Two Georgian nationals have been convicted of large scale human trafficking, though one was spared prison because she had a teenage son.
Vakjtang Jokhadze, 48, and Sophia Grdzelishili, 46, are divorced but still live together. Both acted as a “distribution network” to provide fake driving licences and ID cards from EU countries to Georgian illegal immigrants.
Dublin Circuit Criminal Court heard that the pair would receive a request for these false identification documents, at which point they would pass on the order to an unknown third party to create them. The two would then mail the documents to their customers across Europe.
The Court was told that the customers were not forced to travel to Ireland for “nefarious purposes”, like prostitution or slave labour, but rather “asylum seeking” and economic migration.
Georgia has not been involved in a domestic war since 2008 – thirteen years ago – when it engaged in a very brief 12-day-long conflict with Russia. Moreover, as mentioned earlier, it has been established that the illegal ID documents were being sent to customers already in other parts of Europe, meaning that the Georgian clientele had already escaped whatever potential danger they were fleeing and had arrived at a safe European country.
Both Jokhadze and Grdzelishili, who live at St. Jarlath’s Road in Cabra, Dublin, pleaded guilty in court to facilitating the trafficking of illegal immigrants within the Irish State during mid to late 2019.
In addition to these charges, Jokhadze also pleaded guilty to the crimes of money laundering, making a gain by deception, and possession of false instruments – a kind of fraud offence – between 2012 and 2019. Gredzelishili pleaded guilty to committing this same fraud offence in late 2019.
According to prosecutor Garnet Orange SC, it was his belief that all offences committed by the pair were carried out with the intention of aiding and facilitating the human trafficking offences.
Judge Martin Nolan speaking on the incident said that the accused had received “considerable” sums of money for carrying out this facilitation of illegal migration, and that the customers availing of these fake ID documents were not, in fact, “vulnerable and downtrodden people”. They were simply people who wanted to “improve their financial lots” and leave a country they did not want to live in.

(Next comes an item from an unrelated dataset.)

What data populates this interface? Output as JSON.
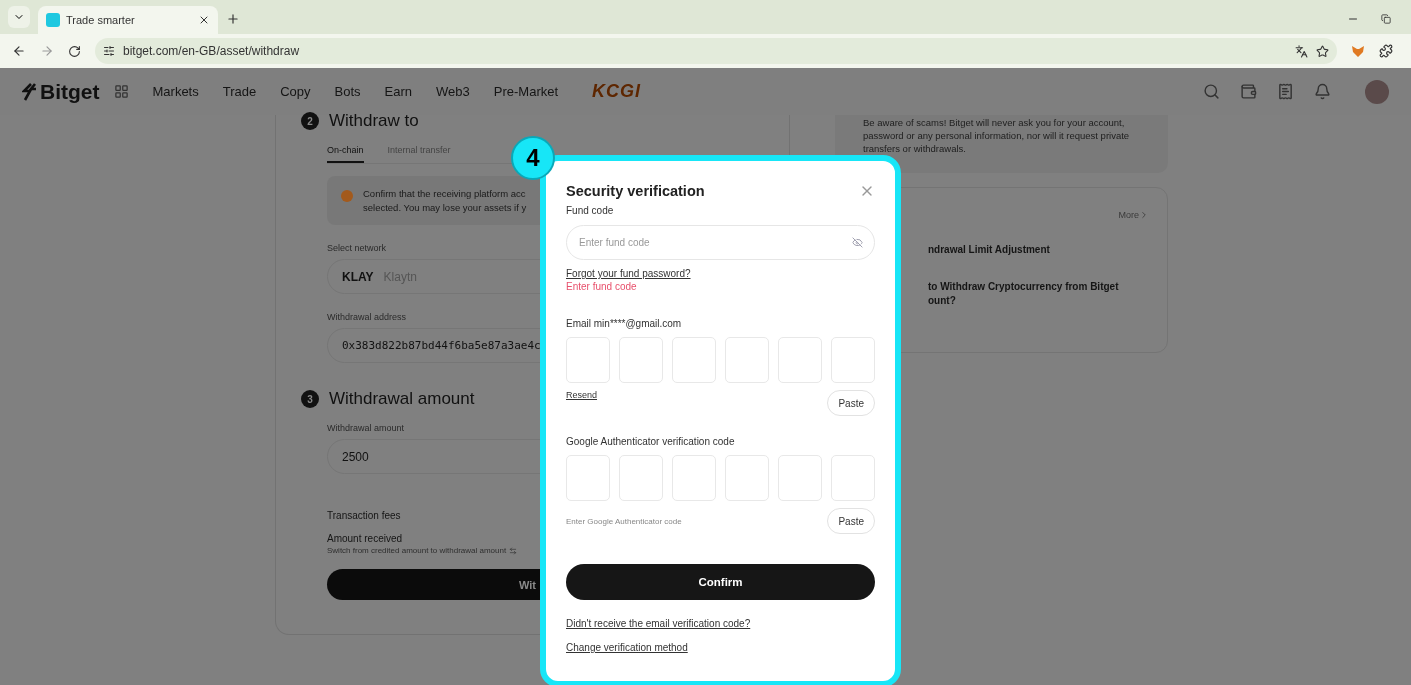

He described the pair’s actions as “quite a serious matter.”
However, he said that as far as human trafficking cases go, this was not of the “sinister variety.”
He added that the court must “engaged in a balancing act,” as Sophia Grdzelishili had a dependent teenage son, and that this case was not serious enough to warrant jailing her and risk “seriously damaging” her child.
As a result, Judge Nolan sentenced Jokhadze to four years in prison, which he then backdated to when he first entered custody, back in October of 2019.
On the other hand, Grdzelishili was given a three year sentence, which was suspended entirely on certain conditions.
Detective Sergeant Anthony Collins said that for the past few years, the Gardaí have been focused on tackling illegal immigration, with a particular focus on Georgian nationals. He added that the fake ID cards distributed were of a high quality and would pass cursory inspections, though they lacked some key security features.
At the end of 2019, then-Taoiseach Leo Varadkar said that Ireland would not tolerate illegal immigration, and specifically identified Georgian and Albanian migrants falsely identifying as refugees to gaina access to the state.
Leo Varadkar says Georgia and Albania driving rise in asylum-seeker numbers https://t.co/LYnCZWaQrd
— Irish Examiner (@irishexaminer) November 3, 2019
Since then, the government has changed course on this issue dramatically, offering amnesty to illegal immigrants and providing them with a legal pathway to citizenship.
Legal recognition to be granted for nearly 20,000 ‘undocumented’ in Ireland https://t.co/HFUeTVuIqX
— Independent.ie (@Independent_ie) April 23, 2021